“However, our case studies show that, in hindsight, prehistoric societies sometimes made choices that increased rather than decreased their vulnerability. Note, robustness vulnerability trade-offs are very subtle, particularly with changes in slow variables. It is difficult for people in any society to detect the new vulnerabilities they are creating until they experience them.“
Schoon, M., C. Fabricius, J. M. Anderies, and M. Nelson. 2011. Synthesis: vulnerability, traps, and
transformations—long-term perspectives from archaeology. Ecology and Society 16(2): 24. [online]
Doubly difficult (or exponentially more difficult?) if the rich and powerful are able to offload the (short to medium term!) costs of decreased resilience onto the poor/powerless, and to hire some media/academic goons to say everything is ticky-boo, the market/human ingenuity will provide.
Ah, since I’m here, I may as well add the other bit of the article that was particularly quote-worthy.
Tradeoffs between robustness and performanc and robustness and vulnterability
However, there are always winners and losers, and the social problem of distributing benefits and costs is significant. Thus, people face, at a minimum, a two-level problem of navigating robustness–performance trade-offs and the more subtle, frequently imperceptible, associated robustness– vulnerability trade-offs.
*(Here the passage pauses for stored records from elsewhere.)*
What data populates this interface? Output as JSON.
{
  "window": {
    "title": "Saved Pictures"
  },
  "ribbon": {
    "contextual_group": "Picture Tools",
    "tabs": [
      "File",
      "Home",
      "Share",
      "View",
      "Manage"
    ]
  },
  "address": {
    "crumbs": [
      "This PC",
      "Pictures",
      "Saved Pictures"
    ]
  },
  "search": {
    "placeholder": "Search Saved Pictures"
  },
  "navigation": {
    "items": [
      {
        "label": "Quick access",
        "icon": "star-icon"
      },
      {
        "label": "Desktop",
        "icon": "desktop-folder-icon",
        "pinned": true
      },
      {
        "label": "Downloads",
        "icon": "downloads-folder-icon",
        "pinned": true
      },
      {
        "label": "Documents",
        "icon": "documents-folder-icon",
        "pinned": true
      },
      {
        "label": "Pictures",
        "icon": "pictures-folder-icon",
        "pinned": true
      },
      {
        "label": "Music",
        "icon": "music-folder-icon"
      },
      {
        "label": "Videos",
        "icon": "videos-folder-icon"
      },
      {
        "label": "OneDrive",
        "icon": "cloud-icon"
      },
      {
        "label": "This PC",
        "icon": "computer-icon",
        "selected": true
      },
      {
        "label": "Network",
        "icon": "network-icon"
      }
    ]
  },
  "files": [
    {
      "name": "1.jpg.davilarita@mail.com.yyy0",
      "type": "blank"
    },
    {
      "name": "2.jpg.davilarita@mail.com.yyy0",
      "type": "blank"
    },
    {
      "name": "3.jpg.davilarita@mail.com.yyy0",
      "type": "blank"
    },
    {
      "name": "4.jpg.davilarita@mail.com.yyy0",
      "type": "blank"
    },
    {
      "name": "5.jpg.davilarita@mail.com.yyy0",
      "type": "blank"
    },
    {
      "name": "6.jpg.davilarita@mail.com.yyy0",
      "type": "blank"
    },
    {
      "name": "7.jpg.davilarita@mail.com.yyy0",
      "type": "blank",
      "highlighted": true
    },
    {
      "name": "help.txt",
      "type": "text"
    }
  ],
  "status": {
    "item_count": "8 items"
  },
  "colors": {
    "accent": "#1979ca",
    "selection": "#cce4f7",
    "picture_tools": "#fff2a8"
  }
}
… two further challenges. First, the time scales relevant to these two trade-offs pit the short-term and rapid decision making regarding performance against the longer term vulnerability concerns that are often governed by slow-changing variables. The second issue surfaces when building robustness to relevant shocks runs counter to the immediate desires of society. Decisions to migrate (as in Anderies and Hegmon 2011), to trade (Janssen 2011) or to nucleate (Nelson et al. 2011a) may all be responses to system shocks and perceived vulnerabilities, or they may be decisions made for wholly different reasons such as individual or societal values and beliefs.